Like his Justice League colleagues Wonder Woman, Superman and Batman, the Flash has a distinctive cast of adversaries, including the various Rogues (unique among DC supervillains for their code of honor) and the various psychopathic "speedsters" who go by the names Reverse-Flash or Zoom. Other supporting characters in Flash stories include Barry's wife Iris West, Wally's wife Linda Park, Bart's girlfriend Valerie Perez, friendly fellow speedster Max Mercury, and Central City police department members David Singh and Patty Spivot.
A staple of the comic book DC Universe, the Flash has been adapted to numerous DC films, video games, animated series, and live-action television shows. In live action, Barry Allen has been portrayed by Rod Haase for the 1979 television special Legends of the Superheroes, John Wesley Shipp in the 1990 The Flash series and Grant Gustin in the 2014 The Flash series, and by Ezra Miller in the DC Extended Universe series of films, beginning with Batman v Superman: Dawn of Justice (2016). Shipp also portrays a version of Jay Garrick in the 2014 The Flash series. The various incarnations of the Flash also feature in animated series such as Superman: The Animated Series, Justice League, Batman: The Brave and the Bold and Young Justice, as well as the DC Universe Animated Original Movies series.Hourman (Rick Tyler)
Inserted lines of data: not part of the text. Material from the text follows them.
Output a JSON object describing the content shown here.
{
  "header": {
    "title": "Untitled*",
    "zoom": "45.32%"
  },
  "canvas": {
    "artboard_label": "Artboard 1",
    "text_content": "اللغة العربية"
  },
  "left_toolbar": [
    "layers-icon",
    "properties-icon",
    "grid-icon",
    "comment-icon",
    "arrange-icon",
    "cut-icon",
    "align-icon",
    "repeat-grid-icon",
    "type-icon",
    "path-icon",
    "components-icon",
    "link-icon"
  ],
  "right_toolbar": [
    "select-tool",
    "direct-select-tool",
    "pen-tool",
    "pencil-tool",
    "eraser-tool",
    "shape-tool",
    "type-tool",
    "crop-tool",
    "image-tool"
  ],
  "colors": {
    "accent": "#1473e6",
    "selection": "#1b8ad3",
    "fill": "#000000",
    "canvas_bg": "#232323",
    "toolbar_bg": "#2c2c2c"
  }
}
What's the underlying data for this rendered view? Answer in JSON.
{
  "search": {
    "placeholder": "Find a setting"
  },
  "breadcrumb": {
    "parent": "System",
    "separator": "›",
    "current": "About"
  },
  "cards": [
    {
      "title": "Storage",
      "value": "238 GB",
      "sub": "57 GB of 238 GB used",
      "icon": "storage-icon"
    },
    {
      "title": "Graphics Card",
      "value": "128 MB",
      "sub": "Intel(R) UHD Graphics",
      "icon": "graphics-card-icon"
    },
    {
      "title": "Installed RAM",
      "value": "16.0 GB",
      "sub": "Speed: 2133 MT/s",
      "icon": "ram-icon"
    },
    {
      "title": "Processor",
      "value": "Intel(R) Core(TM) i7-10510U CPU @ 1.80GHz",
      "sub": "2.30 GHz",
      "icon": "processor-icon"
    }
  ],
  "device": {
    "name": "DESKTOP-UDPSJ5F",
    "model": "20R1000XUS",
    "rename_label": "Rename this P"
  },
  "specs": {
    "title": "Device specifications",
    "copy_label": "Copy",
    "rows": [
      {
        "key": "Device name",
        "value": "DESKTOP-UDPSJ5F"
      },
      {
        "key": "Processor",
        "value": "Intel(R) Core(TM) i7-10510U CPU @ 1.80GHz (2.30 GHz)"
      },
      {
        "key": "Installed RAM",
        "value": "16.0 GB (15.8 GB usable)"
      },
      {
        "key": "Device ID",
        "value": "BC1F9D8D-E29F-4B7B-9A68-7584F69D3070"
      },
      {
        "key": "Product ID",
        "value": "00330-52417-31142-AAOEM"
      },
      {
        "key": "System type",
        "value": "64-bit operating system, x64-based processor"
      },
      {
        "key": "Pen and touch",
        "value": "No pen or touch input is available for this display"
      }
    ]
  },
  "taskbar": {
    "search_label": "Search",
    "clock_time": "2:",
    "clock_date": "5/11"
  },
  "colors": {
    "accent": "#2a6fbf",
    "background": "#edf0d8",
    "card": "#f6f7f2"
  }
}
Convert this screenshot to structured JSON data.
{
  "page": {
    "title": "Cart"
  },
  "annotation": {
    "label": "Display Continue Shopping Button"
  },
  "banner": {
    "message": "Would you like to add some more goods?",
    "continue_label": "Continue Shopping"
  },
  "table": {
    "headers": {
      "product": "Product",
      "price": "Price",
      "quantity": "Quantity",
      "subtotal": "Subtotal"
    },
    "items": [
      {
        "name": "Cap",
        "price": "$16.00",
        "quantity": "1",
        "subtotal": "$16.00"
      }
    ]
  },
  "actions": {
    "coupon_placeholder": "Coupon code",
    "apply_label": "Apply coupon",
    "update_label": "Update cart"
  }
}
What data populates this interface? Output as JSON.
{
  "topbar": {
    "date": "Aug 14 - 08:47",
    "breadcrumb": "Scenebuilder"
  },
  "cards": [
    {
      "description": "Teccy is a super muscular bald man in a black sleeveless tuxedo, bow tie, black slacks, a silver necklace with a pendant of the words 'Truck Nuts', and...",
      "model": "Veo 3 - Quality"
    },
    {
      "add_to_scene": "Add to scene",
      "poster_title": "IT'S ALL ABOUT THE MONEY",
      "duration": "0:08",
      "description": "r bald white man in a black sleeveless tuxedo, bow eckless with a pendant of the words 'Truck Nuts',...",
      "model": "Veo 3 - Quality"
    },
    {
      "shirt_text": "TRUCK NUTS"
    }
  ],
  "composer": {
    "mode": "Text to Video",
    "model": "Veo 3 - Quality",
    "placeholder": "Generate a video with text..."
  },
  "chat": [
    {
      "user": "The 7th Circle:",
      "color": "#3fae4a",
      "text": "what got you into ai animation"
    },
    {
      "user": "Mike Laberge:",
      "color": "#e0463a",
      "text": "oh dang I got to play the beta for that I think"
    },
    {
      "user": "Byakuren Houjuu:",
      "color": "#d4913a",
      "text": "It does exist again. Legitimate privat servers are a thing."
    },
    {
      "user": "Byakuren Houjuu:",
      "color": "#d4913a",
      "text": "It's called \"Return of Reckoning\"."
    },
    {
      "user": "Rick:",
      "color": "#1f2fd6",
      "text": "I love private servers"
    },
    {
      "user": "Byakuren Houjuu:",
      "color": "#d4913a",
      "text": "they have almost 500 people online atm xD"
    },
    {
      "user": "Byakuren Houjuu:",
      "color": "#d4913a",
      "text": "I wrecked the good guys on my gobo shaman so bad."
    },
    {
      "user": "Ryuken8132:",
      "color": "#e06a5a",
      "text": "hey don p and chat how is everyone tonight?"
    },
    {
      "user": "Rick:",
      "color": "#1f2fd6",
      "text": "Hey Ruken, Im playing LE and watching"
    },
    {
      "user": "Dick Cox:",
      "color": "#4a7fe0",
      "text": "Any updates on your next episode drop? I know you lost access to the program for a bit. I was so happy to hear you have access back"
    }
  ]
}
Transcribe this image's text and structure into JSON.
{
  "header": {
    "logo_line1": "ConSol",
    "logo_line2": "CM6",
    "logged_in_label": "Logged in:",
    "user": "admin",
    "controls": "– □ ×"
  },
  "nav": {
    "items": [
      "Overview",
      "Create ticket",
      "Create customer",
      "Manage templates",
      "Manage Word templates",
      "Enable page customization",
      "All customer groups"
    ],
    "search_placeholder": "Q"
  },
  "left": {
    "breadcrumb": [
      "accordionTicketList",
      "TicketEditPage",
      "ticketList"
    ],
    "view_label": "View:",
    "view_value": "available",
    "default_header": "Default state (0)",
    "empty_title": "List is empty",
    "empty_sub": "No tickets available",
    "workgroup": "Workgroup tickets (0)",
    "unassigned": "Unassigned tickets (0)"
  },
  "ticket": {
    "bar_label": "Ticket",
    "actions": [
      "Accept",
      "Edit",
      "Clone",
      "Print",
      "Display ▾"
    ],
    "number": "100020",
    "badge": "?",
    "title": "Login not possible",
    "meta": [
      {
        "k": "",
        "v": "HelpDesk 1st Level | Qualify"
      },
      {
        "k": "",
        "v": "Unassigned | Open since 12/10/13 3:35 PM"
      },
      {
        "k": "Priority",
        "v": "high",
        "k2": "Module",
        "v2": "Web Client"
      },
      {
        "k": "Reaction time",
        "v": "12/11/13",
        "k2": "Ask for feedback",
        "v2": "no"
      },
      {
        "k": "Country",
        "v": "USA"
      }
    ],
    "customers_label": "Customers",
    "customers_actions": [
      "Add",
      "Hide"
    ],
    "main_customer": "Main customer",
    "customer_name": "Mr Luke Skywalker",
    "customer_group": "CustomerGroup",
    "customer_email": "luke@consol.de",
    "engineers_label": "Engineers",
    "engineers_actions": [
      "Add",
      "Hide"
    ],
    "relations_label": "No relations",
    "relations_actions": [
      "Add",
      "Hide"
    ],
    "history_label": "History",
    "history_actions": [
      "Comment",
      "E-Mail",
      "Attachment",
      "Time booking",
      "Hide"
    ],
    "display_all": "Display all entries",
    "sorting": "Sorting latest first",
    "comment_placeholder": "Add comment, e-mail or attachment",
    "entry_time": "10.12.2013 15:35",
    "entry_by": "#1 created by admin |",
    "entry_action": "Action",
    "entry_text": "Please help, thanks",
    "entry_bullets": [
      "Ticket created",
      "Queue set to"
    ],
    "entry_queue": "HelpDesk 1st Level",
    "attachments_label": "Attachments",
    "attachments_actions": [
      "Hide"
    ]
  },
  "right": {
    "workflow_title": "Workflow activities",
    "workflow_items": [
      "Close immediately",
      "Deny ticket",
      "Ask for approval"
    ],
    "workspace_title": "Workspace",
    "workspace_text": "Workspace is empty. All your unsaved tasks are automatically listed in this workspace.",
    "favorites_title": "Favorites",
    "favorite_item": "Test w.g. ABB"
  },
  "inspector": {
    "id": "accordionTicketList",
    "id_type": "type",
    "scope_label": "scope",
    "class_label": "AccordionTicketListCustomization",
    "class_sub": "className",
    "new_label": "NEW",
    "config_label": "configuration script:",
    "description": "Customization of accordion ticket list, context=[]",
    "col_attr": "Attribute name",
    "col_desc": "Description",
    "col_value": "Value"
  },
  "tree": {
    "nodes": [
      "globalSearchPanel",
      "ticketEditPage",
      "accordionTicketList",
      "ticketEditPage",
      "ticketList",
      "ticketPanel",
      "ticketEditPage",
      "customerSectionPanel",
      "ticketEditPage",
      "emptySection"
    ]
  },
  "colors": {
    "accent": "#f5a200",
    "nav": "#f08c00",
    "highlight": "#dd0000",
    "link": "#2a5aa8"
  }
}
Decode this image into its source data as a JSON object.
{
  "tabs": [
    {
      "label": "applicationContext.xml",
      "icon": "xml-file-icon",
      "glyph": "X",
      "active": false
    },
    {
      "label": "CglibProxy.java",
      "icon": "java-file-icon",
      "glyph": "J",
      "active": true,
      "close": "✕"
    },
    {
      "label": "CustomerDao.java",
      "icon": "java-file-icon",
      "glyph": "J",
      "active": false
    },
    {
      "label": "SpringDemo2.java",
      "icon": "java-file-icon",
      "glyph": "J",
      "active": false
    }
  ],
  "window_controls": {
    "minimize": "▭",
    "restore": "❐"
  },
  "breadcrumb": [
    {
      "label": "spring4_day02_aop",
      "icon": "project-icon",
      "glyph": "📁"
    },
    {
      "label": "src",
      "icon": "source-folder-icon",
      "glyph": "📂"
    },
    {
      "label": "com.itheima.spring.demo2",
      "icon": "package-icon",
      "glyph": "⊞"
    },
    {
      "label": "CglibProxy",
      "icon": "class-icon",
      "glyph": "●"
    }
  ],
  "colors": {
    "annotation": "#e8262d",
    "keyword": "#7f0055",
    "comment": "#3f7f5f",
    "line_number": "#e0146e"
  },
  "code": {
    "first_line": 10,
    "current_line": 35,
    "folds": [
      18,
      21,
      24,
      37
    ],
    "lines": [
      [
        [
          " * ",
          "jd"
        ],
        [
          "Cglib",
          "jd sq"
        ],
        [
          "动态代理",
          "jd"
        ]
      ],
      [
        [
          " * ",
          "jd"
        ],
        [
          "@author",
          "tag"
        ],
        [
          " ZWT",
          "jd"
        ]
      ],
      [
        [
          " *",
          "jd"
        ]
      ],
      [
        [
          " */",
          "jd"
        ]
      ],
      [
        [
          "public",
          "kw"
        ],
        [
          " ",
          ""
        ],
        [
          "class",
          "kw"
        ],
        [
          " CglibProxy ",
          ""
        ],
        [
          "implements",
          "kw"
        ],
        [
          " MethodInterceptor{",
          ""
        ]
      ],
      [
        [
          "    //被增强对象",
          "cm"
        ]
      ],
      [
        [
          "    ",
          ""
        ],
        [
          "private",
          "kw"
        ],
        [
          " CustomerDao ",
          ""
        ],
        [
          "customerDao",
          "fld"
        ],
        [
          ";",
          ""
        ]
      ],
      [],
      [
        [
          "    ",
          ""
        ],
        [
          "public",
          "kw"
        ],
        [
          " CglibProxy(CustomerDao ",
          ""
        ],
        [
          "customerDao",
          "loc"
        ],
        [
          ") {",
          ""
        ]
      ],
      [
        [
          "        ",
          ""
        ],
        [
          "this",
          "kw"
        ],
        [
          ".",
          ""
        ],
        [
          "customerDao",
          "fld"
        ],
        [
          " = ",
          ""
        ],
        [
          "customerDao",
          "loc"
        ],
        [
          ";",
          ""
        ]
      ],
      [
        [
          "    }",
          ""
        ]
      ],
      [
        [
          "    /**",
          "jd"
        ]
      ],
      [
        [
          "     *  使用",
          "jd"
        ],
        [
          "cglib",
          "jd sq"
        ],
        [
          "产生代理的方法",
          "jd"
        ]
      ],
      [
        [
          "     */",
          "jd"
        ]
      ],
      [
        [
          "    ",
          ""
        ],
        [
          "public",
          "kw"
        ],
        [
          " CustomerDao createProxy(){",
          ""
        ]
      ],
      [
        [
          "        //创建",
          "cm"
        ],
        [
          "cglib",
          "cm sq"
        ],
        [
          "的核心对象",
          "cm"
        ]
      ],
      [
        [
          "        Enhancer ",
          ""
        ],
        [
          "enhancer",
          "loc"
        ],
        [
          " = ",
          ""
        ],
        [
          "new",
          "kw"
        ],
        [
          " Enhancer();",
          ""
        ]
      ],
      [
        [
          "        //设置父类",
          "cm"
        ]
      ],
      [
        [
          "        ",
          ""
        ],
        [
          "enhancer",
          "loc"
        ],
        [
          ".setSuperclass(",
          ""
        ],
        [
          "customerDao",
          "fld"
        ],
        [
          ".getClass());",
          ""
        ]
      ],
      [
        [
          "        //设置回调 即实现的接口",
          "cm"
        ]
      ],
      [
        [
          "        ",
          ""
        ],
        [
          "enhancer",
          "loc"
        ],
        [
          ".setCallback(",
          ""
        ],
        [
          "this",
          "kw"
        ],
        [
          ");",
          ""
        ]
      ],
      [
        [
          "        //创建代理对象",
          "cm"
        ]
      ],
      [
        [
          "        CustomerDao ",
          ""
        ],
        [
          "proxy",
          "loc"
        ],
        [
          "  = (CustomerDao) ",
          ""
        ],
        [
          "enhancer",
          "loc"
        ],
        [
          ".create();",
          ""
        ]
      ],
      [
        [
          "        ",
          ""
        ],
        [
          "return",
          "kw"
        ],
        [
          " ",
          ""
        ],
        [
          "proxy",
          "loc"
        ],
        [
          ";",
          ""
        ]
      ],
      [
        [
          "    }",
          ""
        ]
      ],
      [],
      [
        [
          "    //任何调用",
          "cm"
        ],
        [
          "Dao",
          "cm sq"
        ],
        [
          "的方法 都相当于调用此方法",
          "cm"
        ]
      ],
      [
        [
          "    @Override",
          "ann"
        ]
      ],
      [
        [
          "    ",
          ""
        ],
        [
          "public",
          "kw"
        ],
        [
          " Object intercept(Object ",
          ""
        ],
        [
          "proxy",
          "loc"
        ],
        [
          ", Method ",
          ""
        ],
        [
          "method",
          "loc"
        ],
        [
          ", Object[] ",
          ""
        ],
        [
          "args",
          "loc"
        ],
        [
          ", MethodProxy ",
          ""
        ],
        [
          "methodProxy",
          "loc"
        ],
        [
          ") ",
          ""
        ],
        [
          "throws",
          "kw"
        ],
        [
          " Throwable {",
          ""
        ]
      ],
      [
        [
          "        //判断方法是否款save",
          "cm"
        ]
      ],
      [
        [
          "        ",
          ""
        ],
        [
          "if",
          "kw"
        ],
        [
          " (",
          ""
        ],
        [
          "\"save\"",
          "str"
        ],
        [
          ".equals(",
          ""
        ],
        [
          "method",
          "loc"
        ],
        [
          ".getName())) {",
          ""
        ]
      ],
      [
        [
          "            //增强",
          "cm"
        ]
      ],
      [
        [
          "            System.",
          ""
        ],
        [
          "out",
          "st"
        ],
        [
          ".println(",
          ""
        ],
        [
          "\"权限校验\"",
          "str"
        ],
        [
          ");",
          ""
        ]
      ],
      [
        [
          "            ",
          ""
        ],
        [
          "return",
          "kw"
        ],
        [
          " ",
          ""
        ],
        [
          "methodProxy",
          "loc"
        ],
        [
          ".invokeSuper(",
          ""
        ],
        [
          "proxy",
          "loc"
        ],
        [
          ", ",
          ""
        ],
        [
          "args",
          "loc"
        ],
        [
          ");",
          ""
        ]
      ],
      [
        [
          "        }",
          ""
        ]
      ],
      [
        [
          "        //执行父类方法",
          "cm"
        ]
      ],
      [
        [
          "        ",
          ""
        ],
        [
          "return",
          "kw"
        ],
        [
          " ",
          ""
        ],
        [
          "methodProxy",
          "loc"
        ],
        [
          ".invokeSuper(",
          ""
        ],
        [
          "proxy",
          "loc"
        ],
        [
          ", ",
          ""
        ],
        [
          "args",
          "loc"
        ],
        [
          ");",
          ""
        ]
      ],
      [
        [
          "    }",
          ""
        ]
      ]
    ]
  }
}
Hourman (Rick Tyler) is a fictional superhero who was created by Roy Thomas, Dann Thomas and first appeared in Infinity Inc. #20 as Rick Tyler, son of the original Hourman, who quickly joined Infinity Inc. as the second Hourman in #21 of that book.Johnny Quick
Johnny Quick is the name of two DC Comics characters, each with the power of superhuman speed. The first was a superhero who appeared mostly in More Fun Comics during the Golden Age. The other was a supervillain, an evil version of the Flash from Earth-Three, originally appearing during the Silver Age. The Golden Age hero has been mostly forgotten, apart from occasional flashback material, while versions of the Crime Syndicate Johnny Quick have continued to appear throughout the modern age.Kid Flash (Iris West)
Kid Flash (Iris West II) is a fictional superheroine in the alternate future of Kingdom Come in the DC Comics universe. She first appeared in Kingdom Come #3 (July 1996).Liberty Belle (comics)
Liberty Belle is the name of three fictional superheroines. Two are from DC Comics: Libby Lawrence and Jesse Chambers, the other is from Charlton Comics: Caroline Dean.Red Trinity
Red Trinity (a.k.a. Kapitalist Kouriers) is a fictional DC Comics Russian superteam introduced in Flash (v.2) #6 (November 1987). They were created by Mike Baron and Jackson Guice.Winky, Blinky, and Noddy
Winky, Blinky, and Noddy are a trio of fictional comic book characters, created by writer Gardner Fox and artist E.E. Hibbard, who first appeared in books starring the Flash. Their names were taken from Wynken, Blynken, and Nod.
|The Flash Family|
|In other media|